Facts of the Case
Each of the defendants in cases No. 74-1560 and No. 75-5387, traveling by vehicle from Mexico to the United States, was arrested at a permanent immigration checkpoint operated by the Border Patrol away from the international border with Mexico, and each sought, at his trial on charges of illegal transportation of aliens, to suppress, among other things, the testimony of one or more of these aliens on the ground that the operation of the checkpoint was incompatible with the
Do such stops violate the Fourth Amendment’s proscription against unreasonable searches and seizures?
No, because if there is a reasonable collective suspicion, then individuals can be searched in the interest of public safety. Justice Lewis F. Powell, Jr., writing for the 7-to-2 majority, said: The defendants note correctly that to accommodate public and private interests some quantum of individualized suspicion is usually a prerequisite to a constitutional search or seizure…. But the Fourth Amendment imposes no irreducible requirement of such suspicion.Prepared by Michael Brandow.

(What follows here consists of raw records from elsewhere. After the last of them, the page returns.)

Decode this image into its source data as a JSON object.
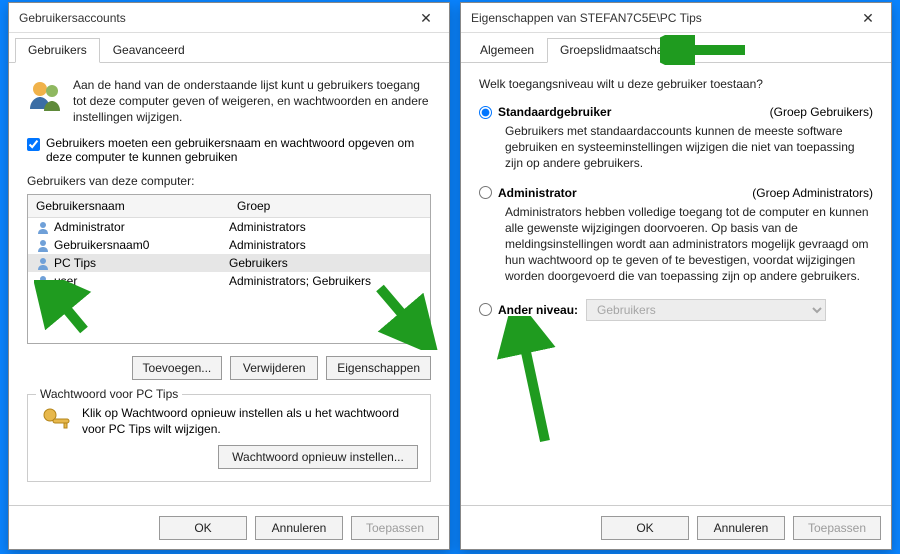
{
  "left": {
    "title": "Gebruikersaccounts",
    "tabs": {
      "users": "Gebruikers",
      "advanced": "Geavanceerd"
    },
    "intro": "Aan de hand van de onderstaande lijst kunt u gebruikers toegang tot deze computer geven of weigeren, en wachtwoorden en andere instellingen wijzigen.",
    "checkbox": "Gebruikers moeten een gebruikersnaam en wachtwoord opgeven om deze computer te kunnen gebruiken",
    "list_label": "Gebruikers van deze computer:",
    "headers": {
      "name": "Gebruikersnaam",
      "group": "Groep"
    },
    "rows": [
      {
        "name": "Administrator",
        "group": "Administrators"
      },
      {
        "name": "Gebruikersnaam0",
        "group": "Administrators"
      },
      {
        "name": "PC Tips",
        "group": "Gebruikers"
      },
      {
        "name": "user",
        "group": "Administrators; Gebruikers"
      }
    ],
    "btn_add": "Toevoegen...",
    "btn_remove": "Verwijderen",
    "btn_props": "Eigenschappen",
    "pw_legend": "Wachtwoord voor PC Tips",
    "pw_text": "Klik op Wachtwoord opnieuw instellen als u het wachtwoord voor PC Tips wilt wijzigen.",
    "pw_btn": "Wachtwoord opnieuw instellen..."
  },
  "right": {
    "title": "Eigenschappen van STEFAN7C5E\\PC Tips",
    "tabs": {
      "general": "Algemeen",
      "membership": "Groepslidmaatschap"
    },
    "question": "Welk toegangsniveau wilt u deze gebruiker toestaan?",
    "std_label": "Standaardgebruiker",
    "std_hint": "(Groep Gebruikers)",
    "std_body": "Gebruikers met standaardaccounts kunnen de meeste software gebruiken en systeeminstellingen wijzigen die niet van toepassing zijn op andere gebruikers.",
    "admin_label": "Administrator",
    "admin_hint": "(Groep Administrators)",
    "admin_body": "Administrators hebben volledige toegang tot de computer en kunnen alle gewenste wijzigingen doorvoeren. Op basis van de meldingsinstellingen wordt aan administrators mogelijk gevraagd om hun wachtwoord op te geven of te bevestigen, voordat wijzigingen worden doorgevoerd die van toepassing zijn op andere gebruikers.",
    "other_label": "Ander niveau:",
    "other_value": "Gebruikers"
  },
  "footer": {
    "ok": "OK",
    "cancel": "Annuleren",
    "apply": "Toepassen"
  }
}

- Citation: 428 US 543 (1976)
- Argued: Apr 26, 1976
- Decided Jul 6, 1976